Biodegradable vs. Compostable Products: Do you know your options?
A lot had been said and written about packaging. There is a strong push to switch to compostable and biodegradable packaging, but there is very little understanding of how effective switching to these is. I started doing research and I found it to be a large and complex topic. The following is a highlighted summary of my findings to help clarify and aid in making an informed decision.
What makes a material compostable? (1)
When the products are designed to be composted, they should meet ASTM Standards D6400 (for Compostable Plastics) or ASTM D6868 (for Compostable Packaging). Products that meet the requirements in these two specifications will:
- Disintegrate Rapidly during the composting process (so that no large plastic fragments will wind up on the composters screens when the process is finished).
- Biodegrade quickly under the composting conditions.
- Not reduce the value or utility of the finished compost. The humus manufactured during the composting process will support plant life.
- Not contain high amounts of regulated metals.
What makes a material biodegradable? (2)
Under the right conditions, the microbes in the environment can break down the material and use it as a food source. Biodegradation is a process that can take place in many environments including soils, compost sites, water treatment facilities, in marine environments and even in the human body.
This is the process that converts carbon into energy and maintains life. Not all materials are “biodegradable” under all conditions. Some are susceptible to the microbes found in a wastewater treatment plant, while others need the conditions and microbes found in a compost pile or in the soils.
Most biodegradable products sold need “the right conditions” present in commercial composting facilities where heat, moisture or other chemical process is used to breakdown the plastic first, before the biodegradation can take place. No, you cannot put these plastics in a yard composter and expect the same results.
Biodegradable does not mean compostable
There are not equivalent. Any plastic will over time breakdown (or biodegrade) into smaller pieces, but remain just that – small pieces of plastic (just like micorbeads). The critical distinction here is that the end result of composting Must Support Plant Life – ie. it must be soil.
The only way to be sure that the plastic/packaging you are choosing is truly compostable is ASTM (or other verification institute) certification where product is tested in conditions composting facilities would provide. Foodservice Packaging Institute has released Strategic Sourcing Guide(3) with a list of questions for potential packaging supplier. Knowing how to choose biodegradable/compostable materials is just one side of the equations.
The next question is “Does your local composting facility have right conditions to process biodegradable materials?”
Before we even delve into this topic, we must be reminded that landfills do no allow presence of air in piles of waste. This mean that even food will lay buried and untouched by decomposition for decades. Should any of the compostable plastic find its way to landfill, it will be acting no different from petroleum-based plastics – laying in the piles for decades without decomposing. The best of consumers intentions (and money) would be wasted should the products find their way into landfill.
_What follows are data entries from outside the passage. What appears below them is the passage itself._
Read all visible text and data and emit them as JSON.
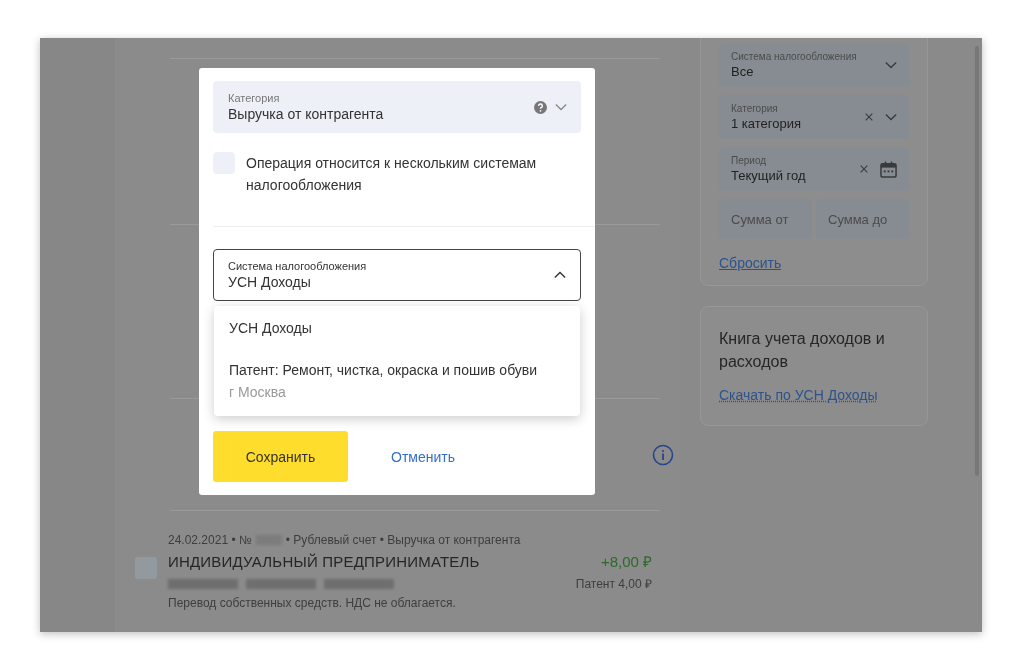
{
  "sidebar": {
    "filters": [
      {
        "kind": "select",
        "label": "Система налогообложения",
        "value": "Все",
        "clearable": false
      },
      {
        "kind": "select",
        "label": "Категория",
        "value": "1 категория",
        "clearable": true
      },
      {
        "kind": "date",
        "label": "Период",
        "value": "Текущий год",
        "clearable": true
      }
    ],
    "amount_fields": [
      {
        "placeholder": "Сумма от"
      },
      {
        "placeholder": "Сумма до"
      }
    ],
    "reset_link": "Сбросить",
    "book": {
      "title": "Книга учета доходов и расходов",
      "link": "Скачать по УСН Доходы"
    }
  },
  "transaction": {
    "meta_before": "24.02.2021 • №",
    "meta_after": "• Рублевый счет • Выручка от контрагента",
    "checked": false,
    "name": "ИНДИВИДУАЛЬНЫЙ ПРЕДПРИНИМАТЕЛЬ",
    "amount": "+8,00 ₽",
    "patent": "Патент 4,00 ₽",
    "description": "Перевод собственных средств. НДС не облагается."
  },
  "modal": {
    "category": {
      "label": "Категория",
      "value": "Выручка от контрагента"
    },
    "multi_tax": {
      "label": "Операция относится к нескольким системам налогообложения",
      "checked": false
    },
    "tax_select": {
      "label": "Система налогообложения",
      "value": "УСН Доходы",
      "expanded": true
    },
    "options": [
      {
        "title": "УСН Доходы",
        "selected": false
      },
      {
        "title": "Патент: Ремонт, чистка, окраска и пошив обуви",
        "subtitle": "г Москва",
        "selected": false
      }
    ],
    "save": "Сохранить",
    "cancel": "Отменить"
  }
}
Unlike compostable plastics, there is a lack of standardization for biodegradable materials. This causes confusion among consumers and composters alike. To make matters worse, starch-based, plant based, and made from “renewable” materials are added to the mix. They may all be biodegradable / compostable but the process may take different lengths of time. This makes it difficult to process some of the materials and they would not be accepted in the local composting facility.
In many ways, compostable plastics demand and production are developing faster than the public regulatory agencies that support this industry, creating a disconnect between plastics manufacturers, consumers, regulators and commercial composers.(4)
Be sure to check with your waste collector what materials are currently accepted by composting facility in your area before making your decision on what products to purchase.
Remember !!! – The most sustainable waste is the one you never made.
Should you still have some “not needed resources” aka waste, then try to find a useful place for these in the following order:
1) Re-use (beer bottles, jars, plastic bins and containers, boxes etc)
2) Re-purpose (upcycling – giving a new function to used products – refurbishing electronics, using for art etc)
3) Re-cycle (downcycling – converting materials and products into new materials of lesser quality 4)
1BPI – Confused by the terms Biodegradable & Biobased
2 Foodservice Packaging Institute: Strategic Sourcing Guide
3 The California Organics Recycling Council : Compostable Plastics 101
4 Wikipedia definition of Downcycling and Upcycling